Cruise ships are ﬂoating cities that generate enormous volumes of waste. Every day, a typical cruise ship generates 30,000 gallons of sewage, 250,000 gallons of graywater (wastewater from galleys, showers, sinks and laundry) and 5,000 gallons of oily bilge water. Sampling of cruise ship graywater and treated sewage has shown that these wastes contain high concentrations of bacteria, heavy metals, nutrients, and other pollutants. Bilge water, which collects in the bottom of ships, contains oil and chemicals from engine maintenance that are toxic to marine life. Cruise ships also generate significant quantities of garbage, which is burned in onboard incinerators, emitting toxic air contaminants. Furthermore, cruise ships burn huge amounts of dirty, tar-like bunker fuel that also pollutes our air. Each day in port, a single cruise ship generates air pollution equal to that of 12,000 cars.
Santa Barbara hosted a record 29 cruise ship visits in 2014, up from just a handful in previous years. While some welcome the revenue expected from cruise ship passengers shopping and dining in Santa Barbara (estimated at about $92 per couple), others, including Channelkeeper, are concerned about the potential environmental impacts of this drastic increase in cruise ship traffic through the Santa Barbara Channel.
Though existing regulations prohibit cruise ships from dumping any waste within three miles of shore, and the Santa Barbara Waterfront Department requires cruise ship captains to sign an “Environmental Declaration” promising not to dump sewage or graywater within 12 miles of the Santa Barbara coast, monitoring and enforcement of these provisions is extremely minimal, and the cruise industry has a checkered past when it comes to environmental compliance.
To ensure that the increase in cruise ship traffic through the Santa Barbara Channel doesn’t result in increased pollution, Channelkeeper is monitoring cruise ships when they call on Santa Barbara, both from our boat and by plane, to ensure that they comply with the no dumping rules.
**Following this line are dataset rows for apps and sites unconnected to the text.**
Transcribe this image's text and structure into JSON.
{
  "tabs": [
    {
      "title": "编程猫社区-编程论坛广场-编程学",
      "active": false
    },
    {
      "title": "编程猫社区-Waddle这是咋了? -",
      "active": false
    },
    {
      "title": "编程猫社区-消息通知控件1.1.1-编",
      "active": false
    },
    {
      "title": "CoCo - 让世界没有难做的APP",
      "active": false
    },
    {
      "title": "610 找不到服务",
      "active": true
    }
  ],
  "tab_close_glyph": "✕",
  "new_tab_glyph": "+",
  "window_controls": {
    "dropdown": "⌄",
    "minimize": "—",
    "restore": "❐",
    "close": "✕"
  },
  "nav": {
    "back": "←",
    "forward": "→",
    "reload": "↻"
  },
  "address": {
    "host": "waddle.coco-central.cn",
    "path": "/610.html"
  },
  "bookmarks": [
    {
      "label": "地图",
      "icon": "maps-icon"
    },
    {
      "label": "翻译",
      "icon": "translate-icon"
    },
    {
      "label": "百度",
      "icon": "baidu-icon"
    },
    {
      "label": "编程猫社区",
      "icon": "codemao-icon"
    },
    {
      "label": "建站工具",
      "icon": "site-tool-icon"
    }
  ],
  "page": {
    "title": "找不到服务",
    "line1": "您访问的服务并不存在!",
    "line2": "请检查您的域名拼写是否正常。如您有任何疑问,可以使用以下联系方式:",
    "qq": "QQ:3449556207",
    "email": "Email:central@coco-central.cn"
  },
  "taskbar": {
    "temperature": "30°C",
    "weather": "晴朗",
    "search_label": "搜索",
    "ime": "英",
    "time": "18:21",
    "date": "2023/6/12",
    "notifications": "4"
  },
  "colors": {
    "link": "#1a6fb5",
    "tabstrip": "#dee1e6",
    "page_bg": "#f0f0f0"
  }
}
Channelkeeper is looking for people with planes to help us with aerial surveillance. Please email or call us at 805.563.3377 if you can help!